=== Begin Enclosure ===

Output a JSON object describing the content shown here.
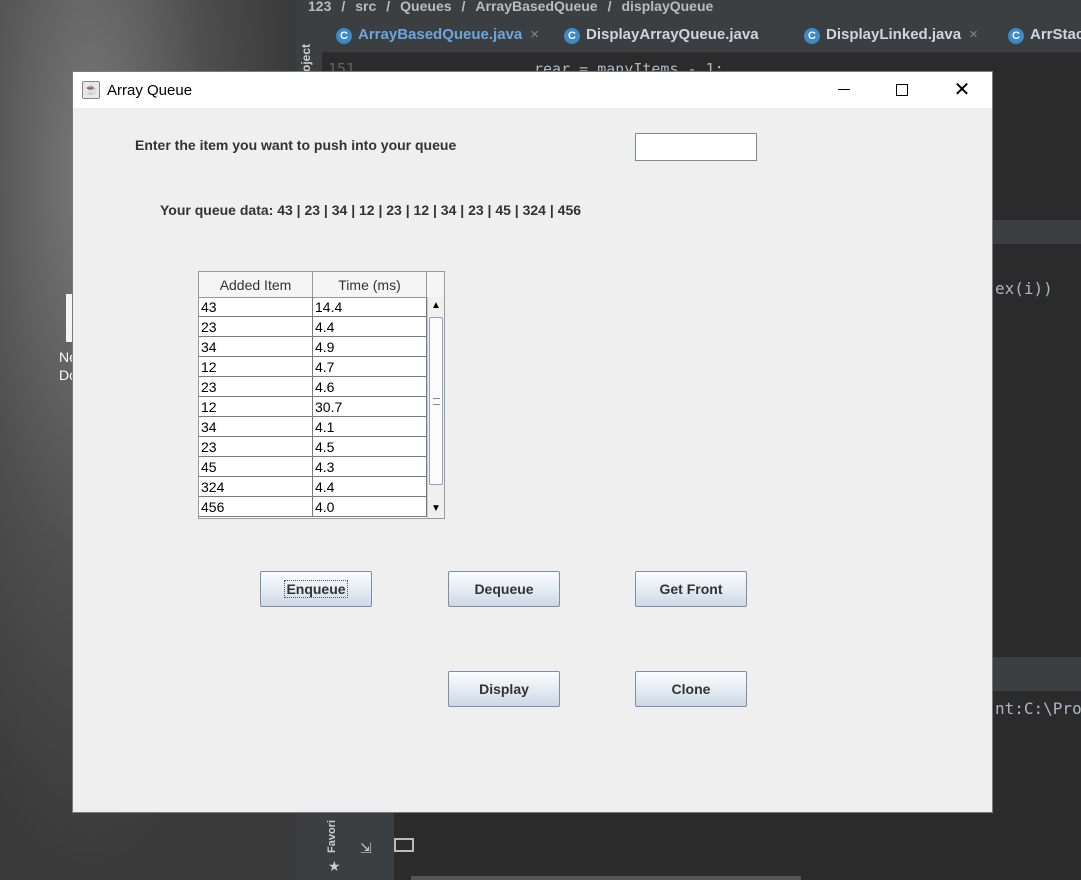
{
  "background": {
    "desktop_icon_label_1": "Ne",
    "desktop_icon_label_2": "Do",
    "ide": {
      "breadcrumb": [
        "123",
        "src",
        "Queues",
        "ArrayBasedQueue",
        "displayQueue"
      ],
      "project_label": "Project",
      "favorites_label": "Favori",
      "tabs": [
        {
          "label": "ArrayBasedQueue.java",
          "active": true
        },
        {
          "label": "DisplayArrayQueue.java",
          "active": false
        },
        {
          "label": "DisplayLinked.java",
          "active": false
        },
        {
          "label": "ArrStac",
          "active": false
        }
      ],
      "line_number": "151",
      "code_line": "rear = manyItems - 1;",
      "code_fragment_1": "ex(i))",
      "code_fragment_2": "nt:C:\\Pro"
    }
  },
  "window": {
    "title": "Array Queue",
    "prompt_label": "Enter the item you want to push into your queue",
    "input_value": "",
    "queue_label": "Your queue data: 43 | 23 | 34 | 12 | 23 | 12 | 34 | 23 | 45 | 324 | 456",
    "table": {
      "headers": [
        "Added Item",
        "Time (ms)"
      ],
      "rows": [
        [
          "43",
          "14.4"
        ],
        [
          "23",
          "4.4"
        ],
        [
          "34",
          "4.9"
        ],
        [
          "12",
          "4.7"
        ],
        [
          "23",
          "4.6"
        ],
        [
          "12",
          "30.7"
        ],
        [
          "34",
          "4.1"
        ],
        [
          "23",
          "4.5"
        ],
        [
          "45",
          "4.3"
        ],
        [
          "324",
          "4.4"
        ],
        [
          "456",
          "4.0"
        ]
      ]
    },
    "buttons": {
      "enqueue": "Enqueue",
      "dequeue": "Dequeue",
      "get_front": "Get Front",
      "display": "Display",
      "clone": "Clone"
    }
  },
  "colors": {
    "window_bg": "#efefef",
    "button_border": "#7a8fa8",
    "ide_bg": "#2b2b2b",
    "ide_tab_active": "#6aa5dd"
  }
}
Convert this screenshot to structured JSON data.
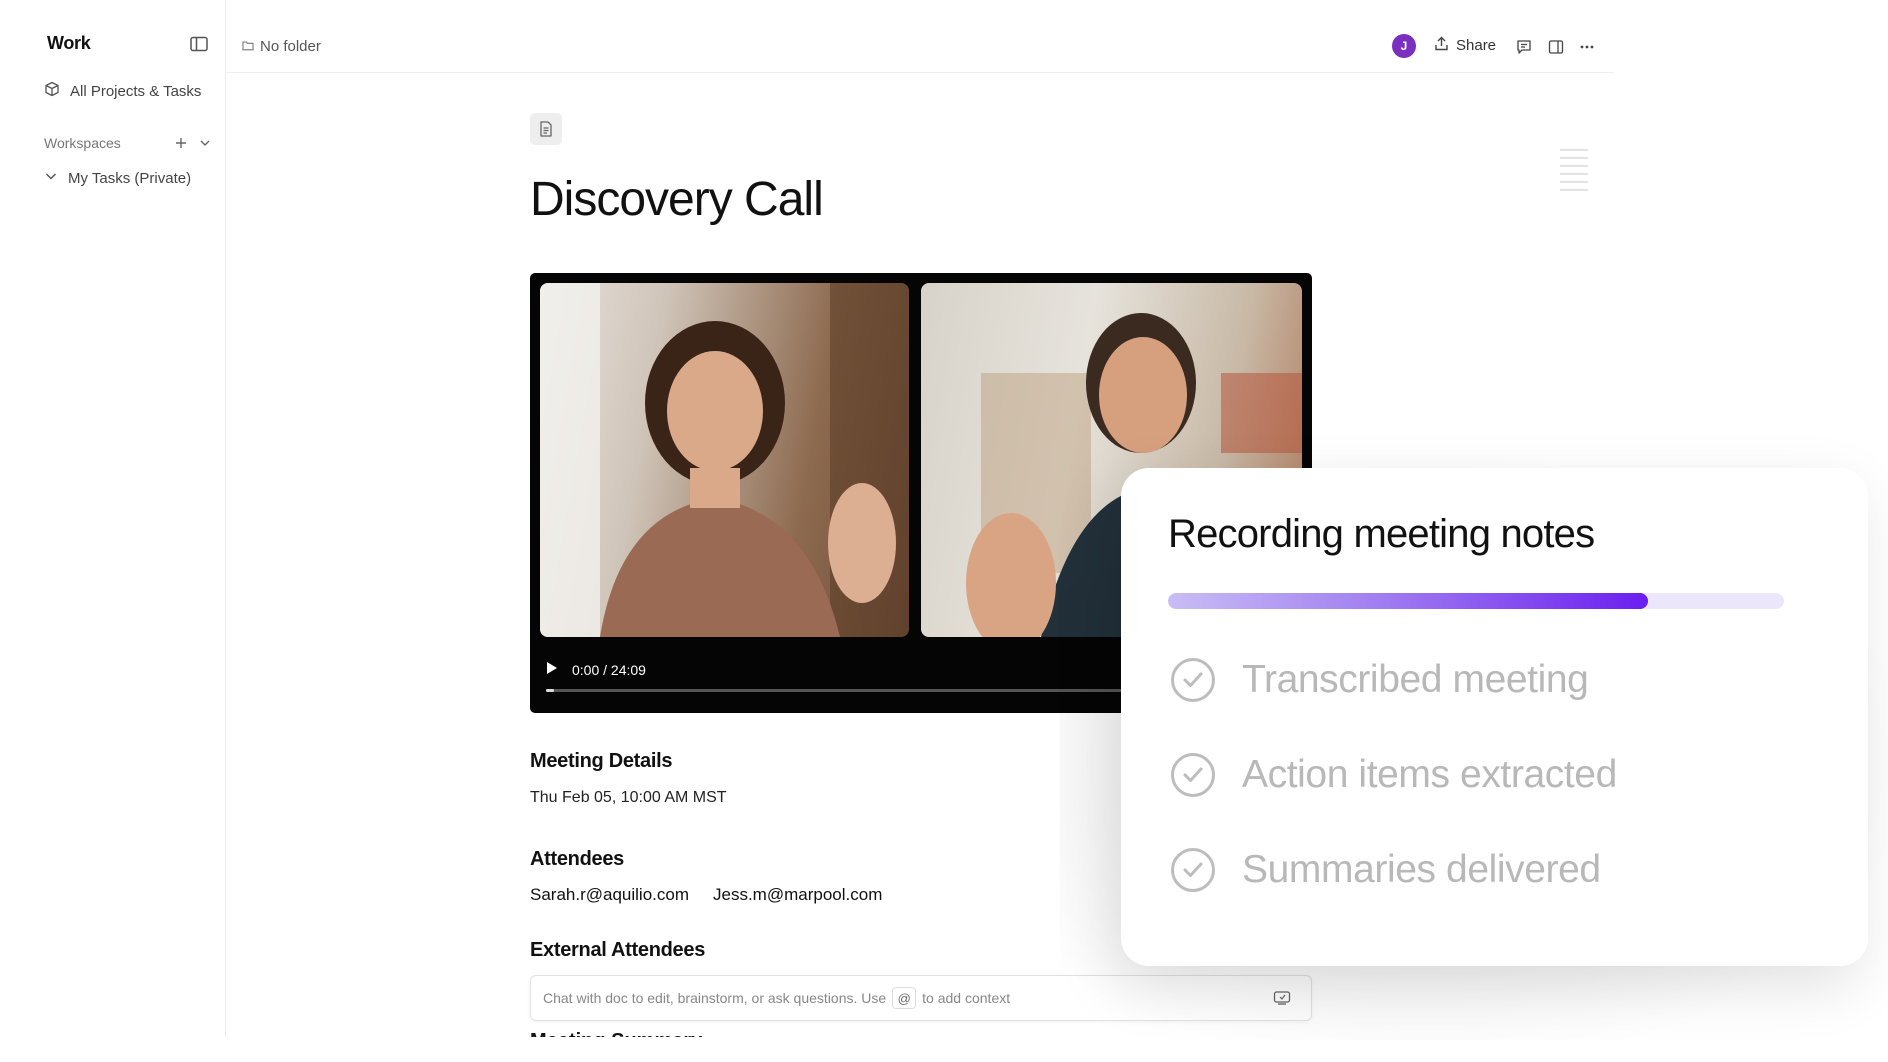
{
  "sidebar": {
    "workspace_title": "Work",
    "all_projects_label": "All Projects & Tasks",
    "workspaces_label": "Workspaces",
    "my_tasks_label": "My Tasks (Private)"
  },
  "topbar": {
    "folder_label": "No folder",
    "avatar_initial": "J",
    "share_label": "Share"
  },
  "doc": {
    "title": "Discovery Call"
  },
  "video": {
    "time_label": "0:00 / 24:09",
    "progress": 0
  },
  "details": {
    "meeting_details_heading": "Meeting Details",
    "meeting_datetime": "Thu Feb 05, 10:00 AM MST",
    "attendees_heading": "Attendees",
    "attendees": [
      "Sarah.r@aquilio.com",
      "Jess.m@marpool.com"
    ],
    "external_attendees_heading": "External Attendees",
    "next_heading_partial": "Meeting Summary"
  },
  "chat": {
    "prefix": "Chat with doc to edit, brainstorm, or ask questions. Use",
    "at_symbol": "@",
    "suffix": "to add context"
  },
  "overlay": {
    "title": "Recording meeting notes",
    "progress_percent": 78,
    "accent_color": "#6a1ef0",
    "steps": [
      "Transcribed meeting",
      "Action items extracted",
      "Summaries delivered"
    ]
  }
}
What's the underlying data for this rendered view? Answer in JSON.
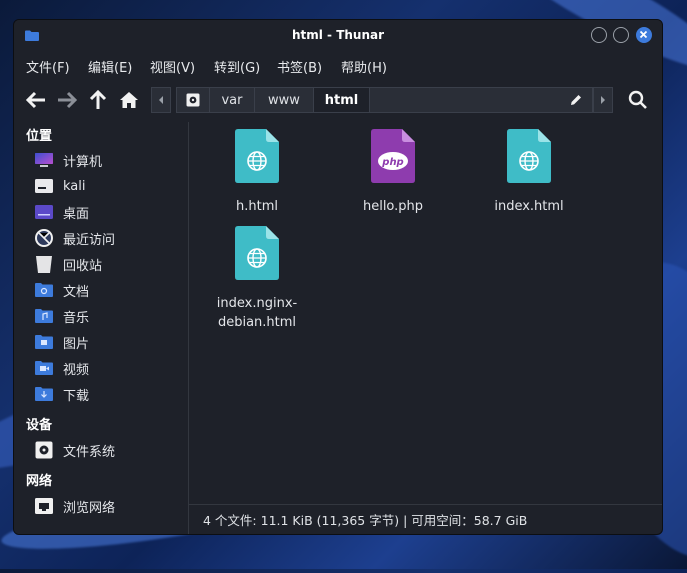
{
  "window": {
    "title": "html - Thunar"
  },
  "menubar": [
    "文件(F)",
    "编辑(E)",
    "视图(V)",
    "转到(G)",
    "书签(B)",
    "帮助(H)"
  ],
  "breadcrumb": [
    "var",
    "www",
    "html"
  ],
  "sidebar": {
    "places_header": "位置",
    "places": [
      {
        "label": "计算机",
        "icon": "computer-icon"
      },
      {
        "label": "kali",
        "icon": "home-folder-icon"
      },
      {
        "label": "桌面",
        "icon": "desktop-folder-icon"
      },
      {
        "label": "最近访问",
        "icon": "recent-icon"
      },
      {
        "label": "回收站",
        "icon": "trash-icon"
      },
      {
        "label": "文档",
        "icon": "documents-folder-icon"
      },
      {
        "label": "音乐",
        "icon": "music-folder-icon"
      },
      {
        "label": "图片",
        "icon": "pictures-folder-icon"
      },
      {
        "label": "视频",
        "icon": "videos-folder-icon"
      },
      {
        "label": "下载",
        "icon": "downloads-folder-icon"
      }
    ],
    "devices_header": "设备",
    "devices": [
      {
        "label": "文件系统",
        "icon": "drive-icon"
      }
    ],
    "network_header": "网络",
    "network": [
      {
        "label": "浏览网络",
        "icon": "network-icon"
      }
    ]
  },
  "files": [
    {
      "name": "h.html",
      "icon": "html-file-icon"
    },
    {
      "name": "hello.php",
      "icon": "php-file-icon"
    },
    {
      "name": "index.html",
      "icon": "html-file-icon"
    },
    {
      "name": "index.nginx-debian.html",
      "display_lines": [
        "index.nginx-",
        "debian.html"
      ],
      "icon": "html-file-icon"
    }
  ],
  "status": "4 个文件: 11.1 KiB (11,365 字节) | 可用空间：58.7 GiB",
  "colors": {
    "accent": "#3d7bdc",
    "html_icon": "#3fbcc7",
    "php_icon": "#8e3cae",
    "window_bg": "#1e2129"
  }
}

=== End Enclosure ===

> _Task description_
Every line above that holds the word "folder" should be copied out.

> _Solution to the problem_
    "folder_label": "No folder",
        "icon": "home-folder-icon"
        "icon": "desktop-folder-icon"
        "icon": "documents-folder-icon"
        "icon": "music-folder-icon"
        "icon": "pictures-folder-icon"
        "icon": "videos-folder-icon"
        "icon": "downloads-folder-icon"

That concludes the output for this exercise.